My point is that when master A sounds better than master B when encoded to AAC, A will sound better than B when left lossless too, unless you encounter AAC artifacts, and you are able to defeat them with your new master. You could then also try to diminish that problem by choosing a higher encoding bitrate. I doubt the mastering engineers consistently find AAC artifacts at common bitrates.
let us just assume that they are low enough for this to really be an issue
iTunes AAC files are encoded at 256 kbps. How many issues are there at that bitrate?
It's possible that calling famous mastering engineers 'monkeys' in the subject might be considered aggressive.
I also would be in favour of changing that particular wording. Maybe change it to "Mastering engineers don't understand lossy formats" or similar, to be less ad hominem and more about what exactly bothered me.
Just found this article via twitter, circled among mastering "engineers" (in fact Heba Kadry reposted it, the girl who mastered the latest Mars Volta album, which reaches -12.79 dB on my RG scans, and is generally mastered in a horrible fashion).This further backs my impression that most of them don't have a single clue of what they are doing. The section about the mastering practices of Rubin and Meller are especially eye-opening to me. Masterdisk "engineers" also apparently are now out to rape the Rush back catalogue. Further down they cite phase-reverse tests to prove AAC files are different from the original (wow, REALLY?).The good thing is, I can use this article to decide which releases to avoid in the future. But I'm really at a loss what we can do beside that. I'm really fed up with mastering "engineers" destroying music releases.
Quote from: absinthe33 on 02 April, 2012, 10:22:32 AMbrrr... I don't understand what you're brrring about.
... Because it seems that in the end it's the mastering engineer that gets to decide how a record sounds, not the artist, not the mixer, not the producer.
Heba Kadry again: "While Im all for setting a dynamic standards for records, people fail to realize that these days mixes are already brickwalled to an extreme"

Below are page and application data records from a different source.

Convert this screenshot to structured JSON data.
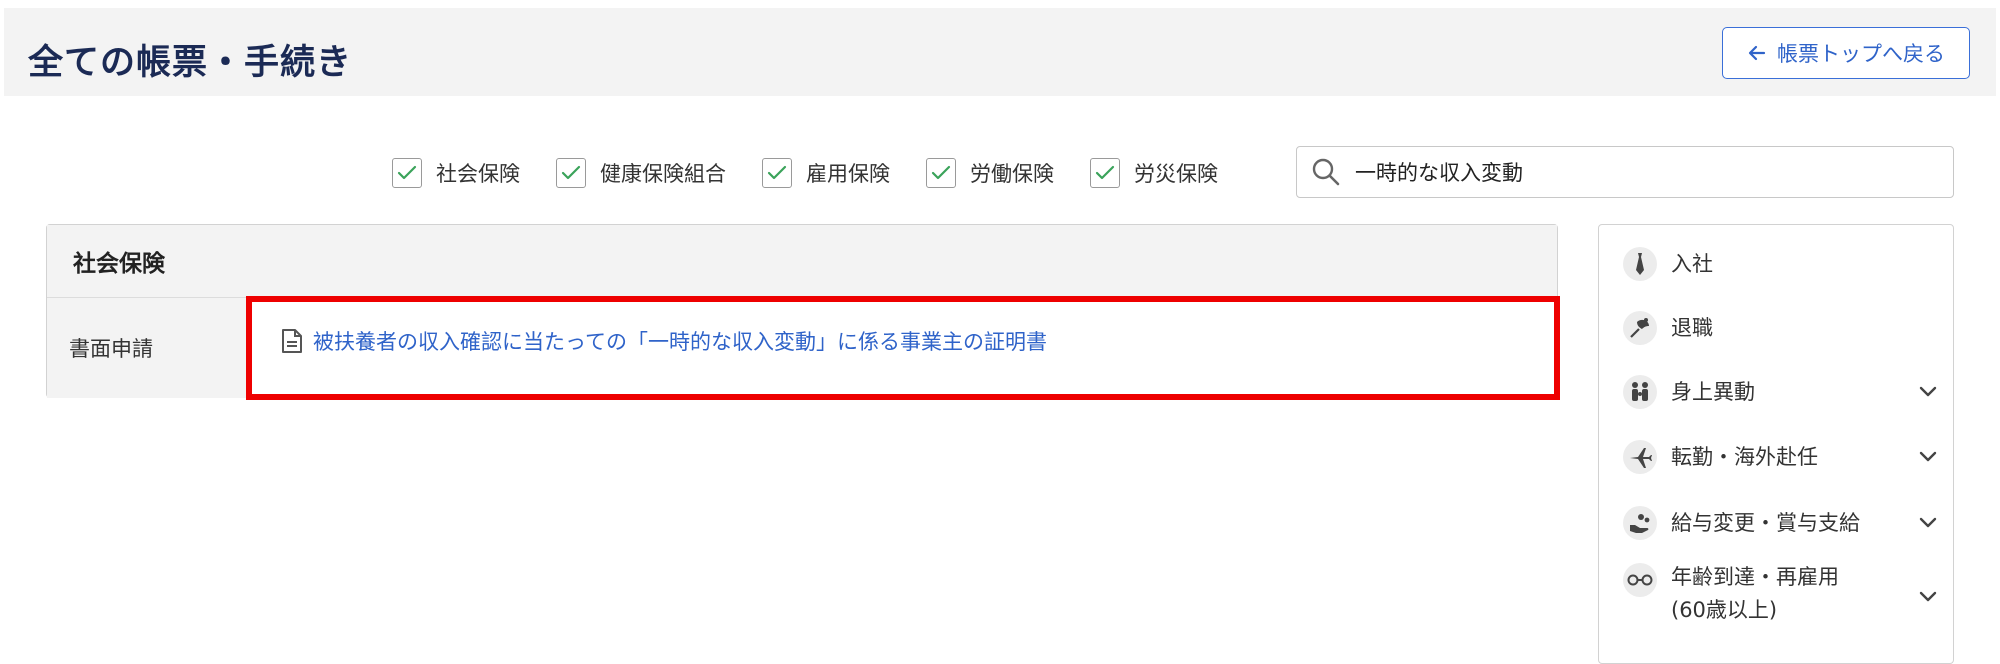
{
  "header": {
    "title": "全ての帳票・手続き",
    "back_label": "帳票トップへ戻る"
  },
  "filters": [
    {
      "label": "社会保険",
      "checked": true
    },
    {
      "label": "健康保険組合",
      "checked": true
    },
    {
      "label": "雇用保険",
      "checked": true
    },
    {
      "label": "労働保険",
      "checked": true
    },
    {
      "label": "労災保険",
      "checked": true
    }
  ],
  "search": {
    "value": "一時的な収入変動"
  },
  "results": {
    "category": "社会保険",
    "row_label": "書面申請",
    "link_text": "被扶養者の収入確認に当たっての「一時的な収入変動」に係る事業主の証明書"
  },
  "sidebar": {
    "items": [
      {
        "label": "入社",
        "icon": "tie-icon",
        "expandable": false
      },
      {
        "label": "退職",
        "icon": "bouquet-icon",
        "expandable": false
      },
      {
        "label": "身上異動",
        "icon": "family-icon",
        "expandable": true
      },
      {
        "label": "転勤・海外赴任",
        "icon": "airplane-icon",
        "expandable": true
      },
      {
        "label": "給与変更・賞与支給",
        "icon": "coins-hand-icon",
        "expandable": true
      },
      {
        "label": "年齢到達・再雇用",
        "label2": "(60歳以上)",
        "icon": "glasses-icon",
        "expandable": true
      }
    ]
  },
  "colors": {
    "accent": "#2f63c9",
    "check": "#3aa35a",
    "highlight": "#ee0000",
    "title": "#1b2a55"
  }
}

Honest question: why do we automatically blame the mastering engineers?
... Ted Jensen, who mastered Death Magnetic, claimed the same thing. Then the Guitar Hero 3 version surfaced. As far as I know that version isn't mastered as "hot", and doesn't sport the bad engineering trademark of digital clipping like the CD version (it comically digitally clips below digital fullscale). ...
...which leads back to Justin's latest article...http://trustmeimascientist.com/2012/04/02/...e-loudness-war/...which I think is great.
Somewhere along the way, “loud” has morphed to become more than a level — It’s now an aesthetic choice of its own, and has even transcended perceived volume.
In fact, I had trouble finding many pop albums that should be worth listening to according to the Dynamic Range Database. Any rating in their system under 9DR is marked “bad”, and even Dark Side of the Moon with its album average of 10DR is labeled “transitional”.
I’ll admit that Aja is good for what it is, but if you find an engineer who wants to make your record sound just like it, he probably arrives at the studio wearing a gray, thinning pony-tail and a polyester polo-shirt proudly embroidered with the words “Out-of-Touch”.
Why don't people in the industry listen to listeners anyway? It's the end user who ultimately has to put up with whatever they're putting out after all. AFAIK, artists commonly are sick and tired of hearing their own stuff at the point it's mastered, so they usually aren't of much help.
^Agreed. A "decent stereo", btw, includes a DAP and some good headphones these days and probably is more affordable than ever.
They do listen to the listeners -- for example, convening listening panels to compare potential singles. The problem is that they don't level match, so whatever is louder tends to get rated better. THAT is why we have the loudness wars in the first place.
Not level matching essentially boils down to neglecting that people have something called a volume control. One would think that they'd noticed that at some point? Or did nobody ever take the time to think about things like these (which would be sad, but not unlikely)? Then again, even if they had, who likes to admit that they've been wrong...
Who knows? Even if the AACs sound identical in 95% of cases ...